Items from a dataset
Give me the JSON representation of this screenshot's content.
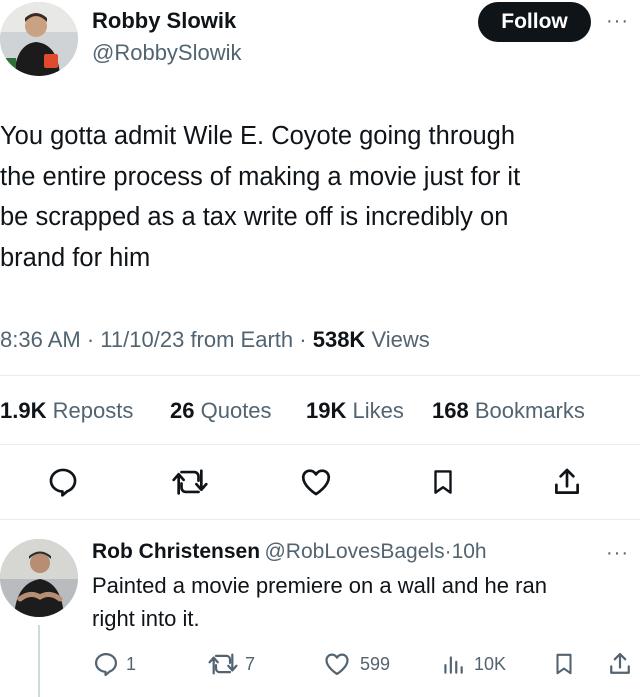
{
  "tweet": {
    "author_name": "Robby Slowik",
    "author_handle": "@RobbySlowik",
    "follow_label": "Follow",
    "more_label": "···",
    "text_lines": [
      "You gotta admit Wile E. Coyote going through",
      "the entire process of making a movie just for it",
      "be scrapped as a tax write off is incredibly on",
      "brand for him"
    ],
    "time": "8:36 AM",
    "sep": "·",
    "date": "11/10/23",
    "source": "from Earth",
    "views_count": "538K",
    "views_label": "Views",
    "stats": {
      "reposts_count": "1.9K",
      "reposts_label": "Reposts",
      "quotes_count": "26",
      "quotes_label": "Quotes",
      "likes_count": "19K",
      "likes_label": "Likes",
      "bookmarks_count": "168",
      "bookmarks_label": "Bookmarks"
    },
    "icons": [
      "reply-icon",
      "repost-icon",
      "like-icon",
      "bookmark-icon",
      "share-icon"
    ]
  },
  "reply": {
    "author_name": "Rob Christensen",
    "author_handle": "@RobLovesBagels",
    "sep": "·",
    "age": "10h",
    "more_label": "···",
    "text_lines": [
      "Painted a movie premiere on a wall and he ran",
      "right into it."
    ],
    "actions": {
      "replies": "1",
      "reposts": "7",
      "likes": "599",
      "views": "10K"
    }
  },
  "colors": {
    "text": "#0f1419",
    "secondary": "#536471",
    "divider": "#e6ecf0",
    "follow_bg": "#0f1419"
  }
}
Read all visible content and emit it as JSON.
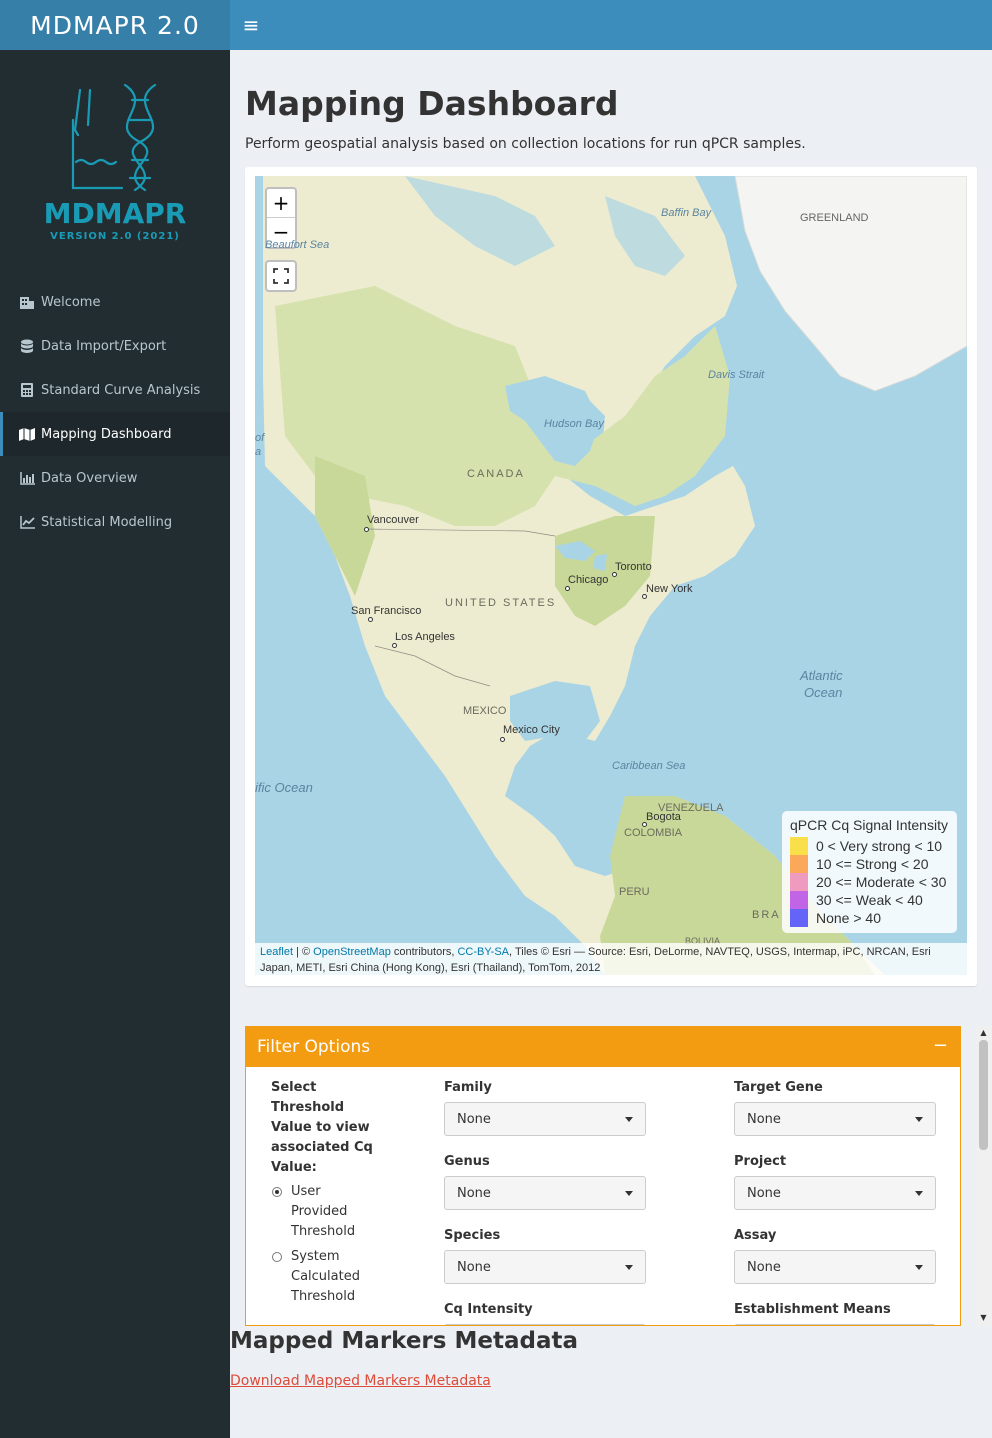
{
  "app": {
    "title": "MDMAPR 2.0"
  },
  "brand": {
    "name": "MDMAPR",
    "version": "VERSION 2.0 (2021)"
  },
  "nav": {
    "items": [
      {
        "label": "Welcome",
        "icon": "building-icon"
      },
      {
        "label": "Data Import/Export",
        "icon": "database-icon"
      },
      {
        "label": "Standard Curve Analysis",
        "icon": "calculator-icon"
      },
      {
        "label": "Mapping Dashboard",
        "icon": "map-icon",
        "active": true
      },
      {
        "label": "Data Overview",
        "icon": "bar-chart-icon"
      },
      {
        "label": "Statistical Modelling",
        "icon": "line-chart-icon"
      }
    ]
  },
  "page": {
    "title": "Mapping Dashboard",
    "subtitle": "Perform geospatial analysis based on collection locations for run qPCR samples."
  },
  "map": {
    "zoom_in": "+",
    "zoom_out": "−",
    "labels": {
      "baffin_bay": "Baffin Bay",
      "greenland": "GREENLAND",
      "beaufort_sea": "Beaufort Sea",
      "davis_strait": "Davis Strait",
      "hudson_bay": "Hudson Bay",
      "canada": "CANADA",
      "vancouver": "Vancouver",
      "toronto": "Toronto",
      "chicago": "Chicago",
      "new_york": "New York",
      "san_francisco": "San Francisco",
      "united_states": "UNITED STATES",
      "los_angeles": "Los Angeles",
      "atlantic": "Atlantic",
      "ocean": "Ocean",
      "mexico": "MEXICO",
      "mexico_city": "Mexico City",
      "caribbean": "Caribbean Sea",
      "pacific": "ific Ocean",
      "venezuela": "VENEZUELA",
      "bogota": "Bogota",
      "colombia": "COLOMBIA",
      "peru": "PERU",
      "brazil": "BRA",
      "bolivia": "BOLIVIA",
      "of_edge": "of",
      "a_edge": "a"
    },
    "legend": {
      "title": "qPCR Cq Signal Intensity",
      "items": [
        {
          "label": "0 < Very strong < 10",
          "color": "#f9e04a"
        },
        {
          "label": "10 <= Strong < 20",
          "color": "#fba85a"
        },
        {
          "label": "20 <= Moderate < 30",
          "color": "#ef9abf"
        },
        {
          "label": "30 <= Weak < 40",
          "color": "#c165e6"
        },
        {
          "label": "None > 40",
          "color": "#6464f8"
        }
      ]
    },
    "attribution": {
      "leaflet": "Leaflet",
      "sep1": " | © ",
      "osm": "OpenStreetMap",
      "text1": " contributors, ",
      "ccbysa": "CC-BY-SA",
      "text2": ", Tiles © Esri — Source: Esri, DeLorme, NAVTEQ, USGS, Intermap, iPC, NRCAN, Esri Japan, METI, Esri China (Hong Kong), Esri (Thailand), TomTom, 2012"
    }
  },
  "filter": {
    "title": "Filter Options",
    "collapse": "−",
    "threshold_label": "Select Threshold Value to view associated Cq Value:",
    "threshold_options": [
      "User Provided Threshold",
      "System Calculated Threshold"
    ],
    "threshold_selected": "User Provided Threshold",
    "family": {
      "label": "Family",
      "value": "None"
    },
    "genus": {
      "label": "Genus",
      "value": "None"
    },
    "species": {
      "label": "Species",
      "value": "None"
    },
    "cq_intensity": {
      "label": "Cq Intensity"
    },
    "target_gene": {
      "label": "Target Gene",
      "value": "None"
    },
    "project": {
      "label": "Project",
      "value": "None"
    },
    "assay": {
      "label": "Assay",
      "value": "None"
    },
    "establishment": {
      "label": "Establishment Means"
    }
  },
  "metadata": {
    "title": "Mapped Markers Metadata",
    "download_link": "Download Mapped Markers Metadata"
  },
  "colors": {
    "header": "#3c8dbc",
    "header_dark": "#367fa9",
    "sidebar": "#222d32",
    "accent": "#f39c12",
    "brand": "#1a9bb5",
    "link": "#dd4b39"
  }
}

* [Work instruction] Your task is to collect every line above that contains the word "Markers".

* [Final answer]
    "title": "Mapped Markers Metadata",
    "download_link": "Download Mapped Markers Metadata"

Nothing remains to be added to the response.